Gorillas nearly missed

BBC producers didn't want to broadcast Sir David Attenborough's famed Rwandan encounter
Downton Abbey effect sees impoverished Italian nobles inspired to open their doors to paying guests for up to €650 a night

The Downton Abbey effect

Impoverished Italian nobles are opening their doors to paying guests, inspired by the TV drama
China's wild panda numbers have increased by 17% since 2003, new census reveals

China's wild panda numbers on the up

New census reveals 17% since 2003
Barbara Woodward: Britain's first female ambassador to China intends to forge strong links with the growing economic superpower

Our woman in Beijing builds a new relationship

Britain's first female ambassador to China intends to forge strong links with growing economic power
Courage is rare. True humility is even rarer. But the only British soldier to be awarded the Victoria Cross in Afghanistan has both

Courage is rare. True humility is even rarer

Beware of imitations, but the words of the soldier awarded the Victoria Cross were the real thing, says DJ Taylor
Alexander McQueen: The catwalk was a stage for the designer's astonishing and troubling vision

Alexander McQueen's astonishing vision

Ahead of a major retrospective, Alexander Fury talks to the collaborators who helped create the late designer's notorious spectacle
New BBC series savours half a century of food in Britain, from Vesta curries to nouvelle cuisine

Dinner through the decades

A new BBC series challenged Brandon Robshaw and his family to eat their way from the 1950s to the 1990s
Philippa Perry interview: The psychotherapist on McDonald's, fancy specs and meeting Grayson Perry on an evening course

Philippa Perry interview

The psychotherapist on McDonald's, fancy specs and meeting Grayson Perry on an evening course
Bill Granger recipes: Our chef recreates the exoticism of the Indonesian stir-fry

Bill Granger's Indonesian stir-fry recipes

Our chef was inspired by the south-east Asian cuisine he encountered as a teenager
Chelsea vs Tottenham: Harry Kane was at Wembley to see Spurs beat the Blues and win the Capital One Cup - now he's their great hope
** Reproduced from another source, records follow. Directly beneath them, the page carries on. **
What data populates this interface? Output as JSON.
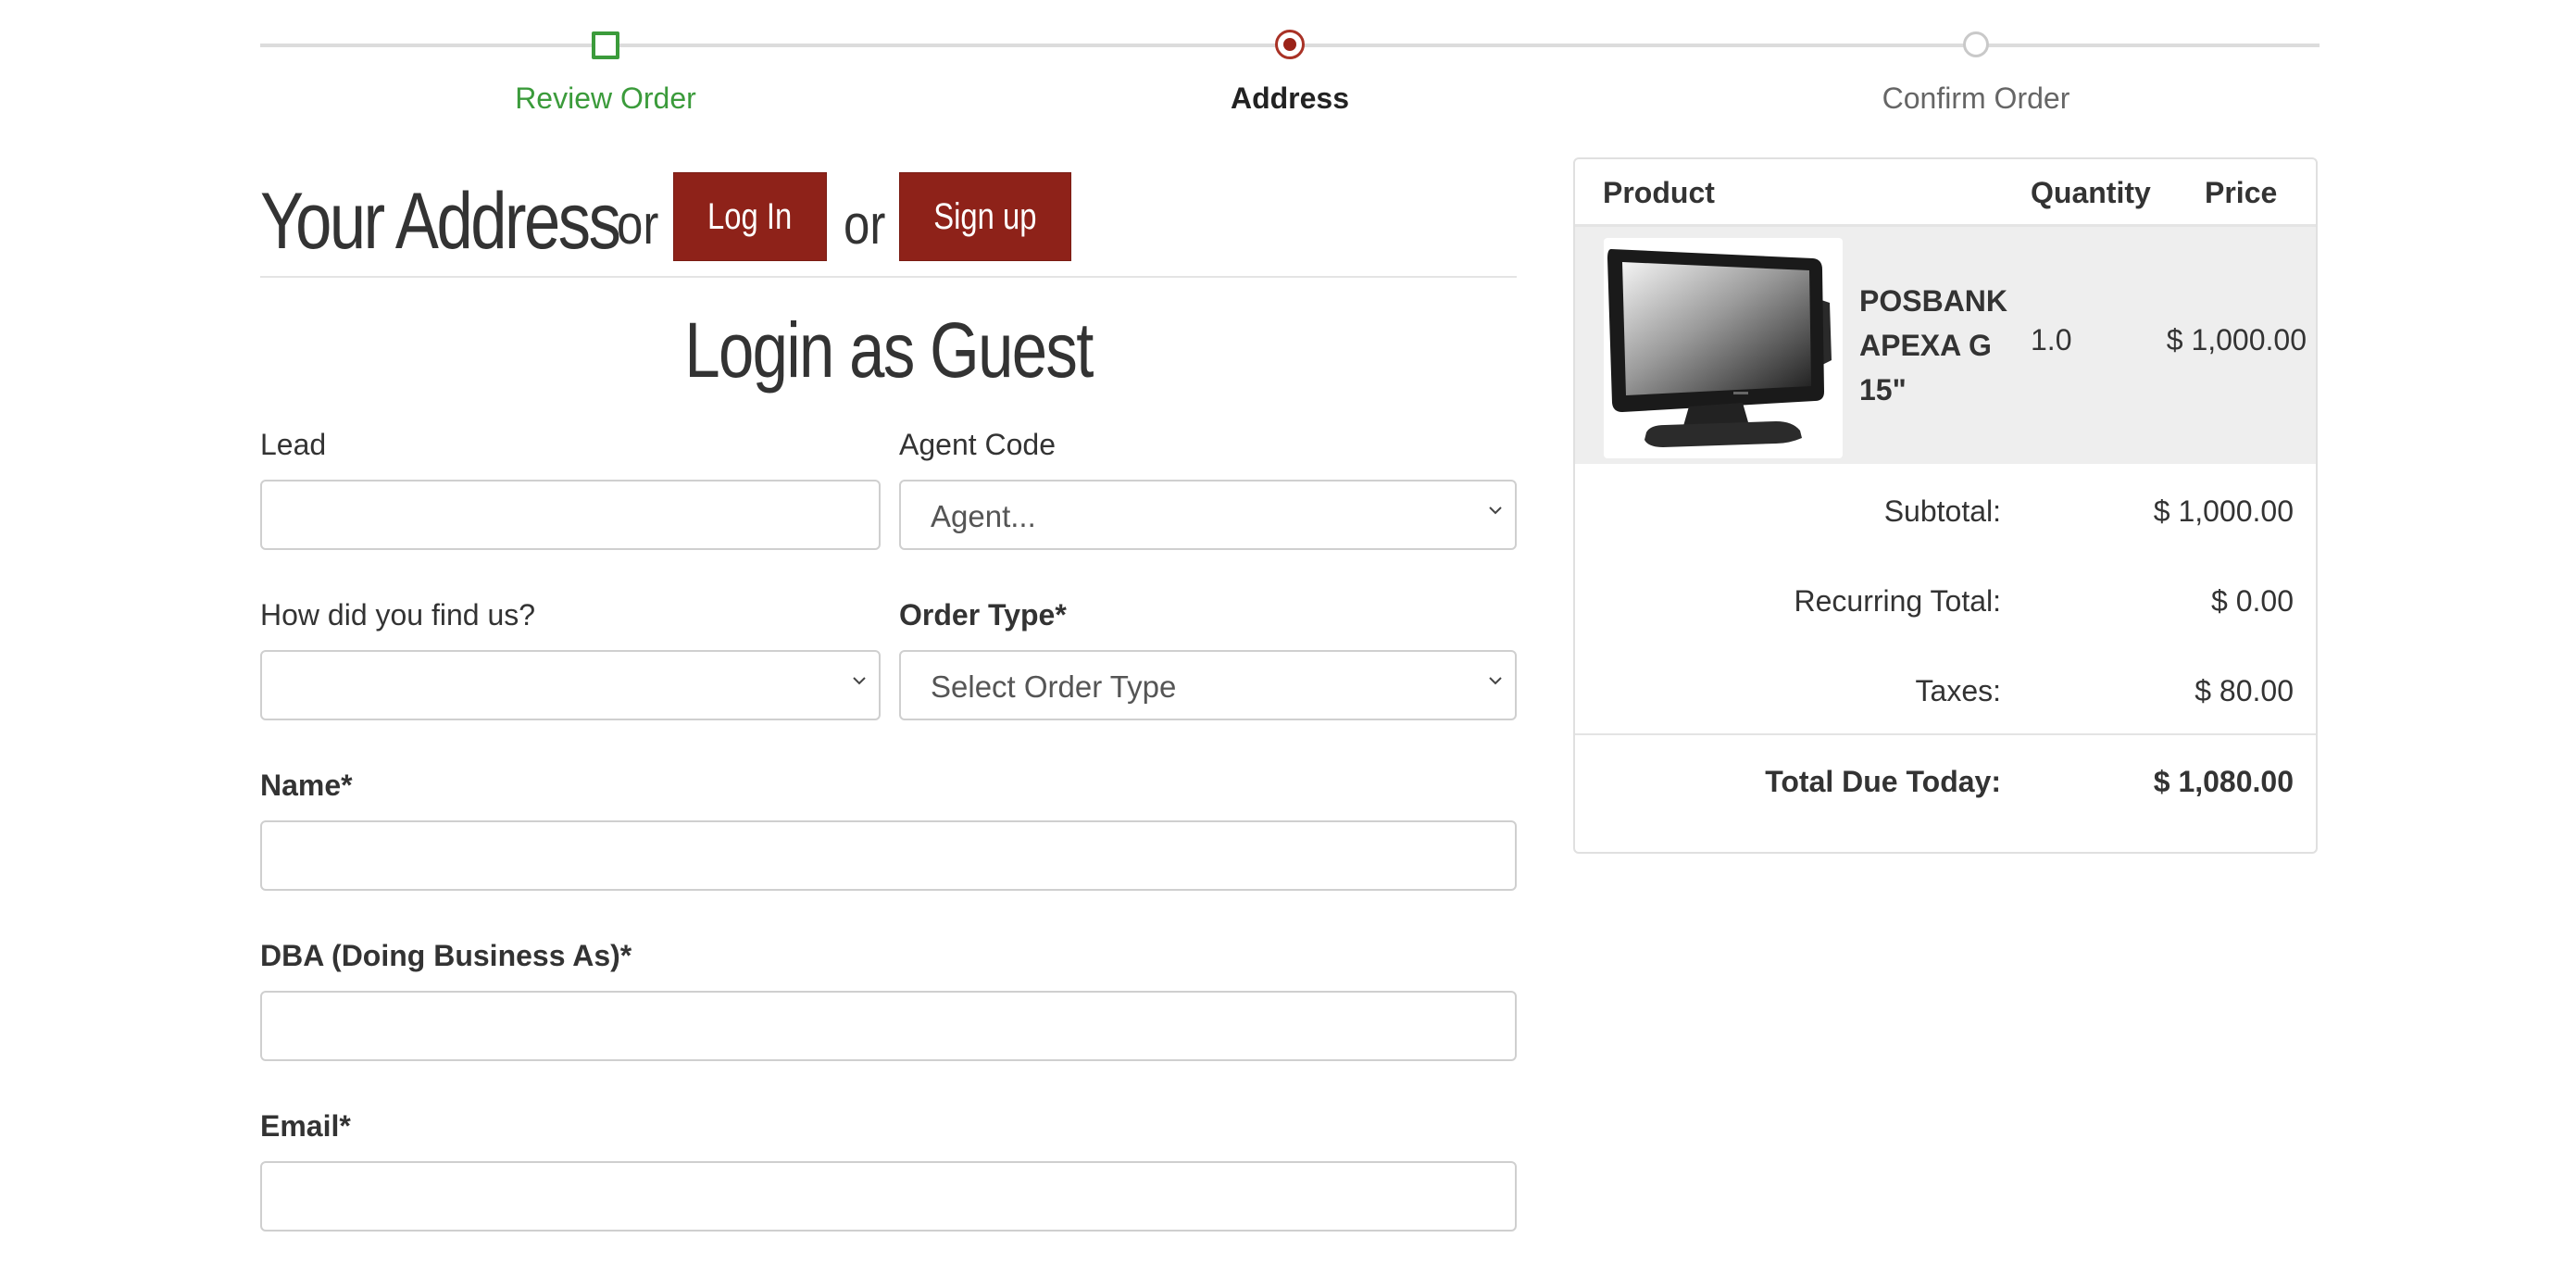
{
  "progress": {
    "steps": [
      {
        "label": "Review Order",
        "state": "done"
      },
      {
        "label": "Address",
        "state": "active"
      },
      {
        "label": "Confirm Order",
        "state": "todo"
      }
    ]
  },
  "header": {
    "title": "Your Address",
    "or_1": "or",
    "login_label": "Log In",
    "or_2": "or",
    "signup_label": "Sign up"
  },
  "guest": {
    "title": "Login as Guest"
  },
  "form": {
    "lead": {
      "label": "Lead",
      "value": ""
    },
    "agent_code": {
      "label": "Agent Code",
      "selected": "Agent..."
    },
    "find_us": {
      "label": "How did you find us?",
      "selected": ""
    },
    "order_type": {
      "label": "Order Type*",
      "selected": "Select Order Type"
    },
    "name": {
      "label": "Name*",
      "value": ""
    },
    "dba": {
      "label": "DBA (Doing Business As)*",
      "value": ""
    },
    "email": {
      "label": "Email*",
      "value": ""
    }
  },
  "summary": {
    "headers": {
      "product": "Product",
      "quantity": "Quantity",
      "price": "Price"
    },
    "items": [
      {
        "name_line1": "POSBANK",
        "name_line2": "APEXA G",
        "name_line3": "15\"",
        "quantity": "1.0",
        "price": "$ 1,000.00",
        "image_icon": "pos-terminal"
      }
    ],
    "subtotal": {
      "label": "Subtotal:",
      "value": "$ 1,000.00"
    },
    "recurring": {
      "label": "Recurring Total:",
      "value": "$ 0.00"
    },
    "taxes": {
      "label": "Taxes:",
      "value": "$ 80.00"
    },
    "total": {
      "label": "Total Due Today:",
      "value": "$ 1,080.00"
    }
  },
  "colors": {
    "accent": "#8e2219",
    "done_green": "#3b9b3b",
    "row_bg": "#eeeeee"
  }
}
Harry Kane interview

The striker was at Wembley to see Spurs beat the Blues and win the Capital One Cup - now he's their great hope
The Last Word: For the good of the game: why on earth don’t we leave Fifa?

Michael Calvin's Last Word
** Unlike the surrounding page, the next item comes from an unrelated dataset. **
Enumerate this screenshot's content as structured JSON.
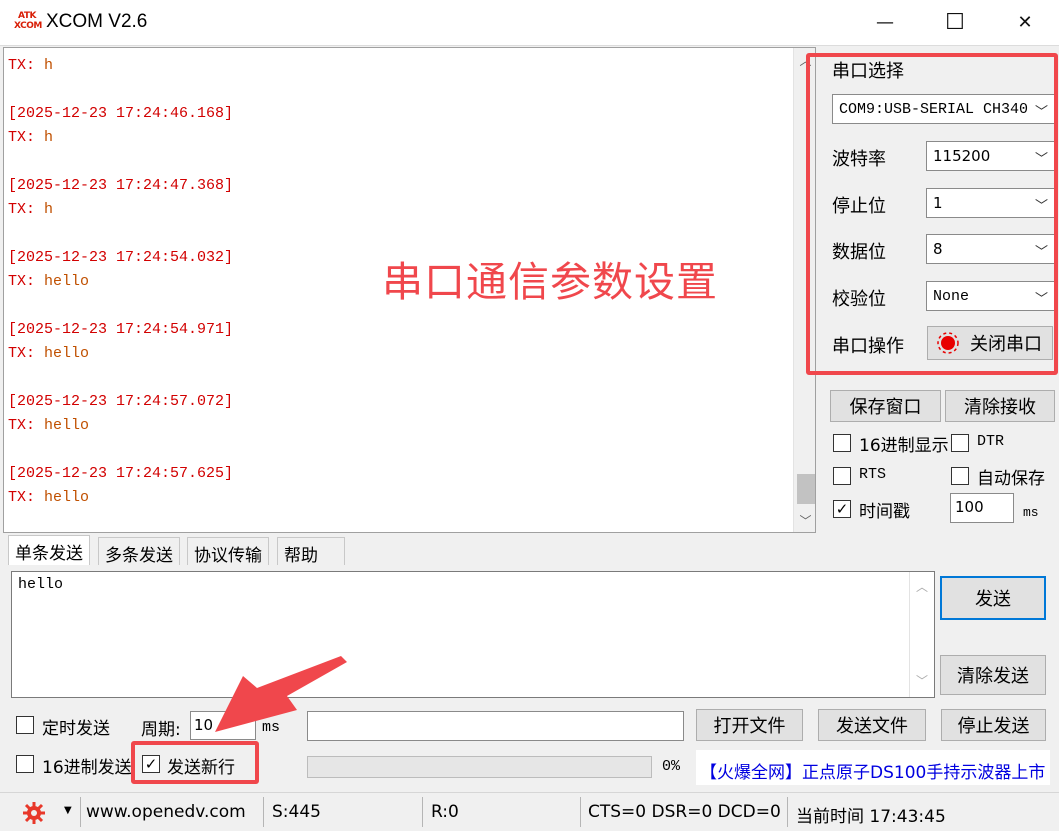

For the good of the game: why on earth don’t we leave Fifa?
HIV pill: Scientists hail discovery of 'game-changer' that cuts the risk of infection among gay men by 86%

Scientists hail daily pill that protects against HIV infection

Breakthrough in battle against global scourge – but will the NHS pay for it?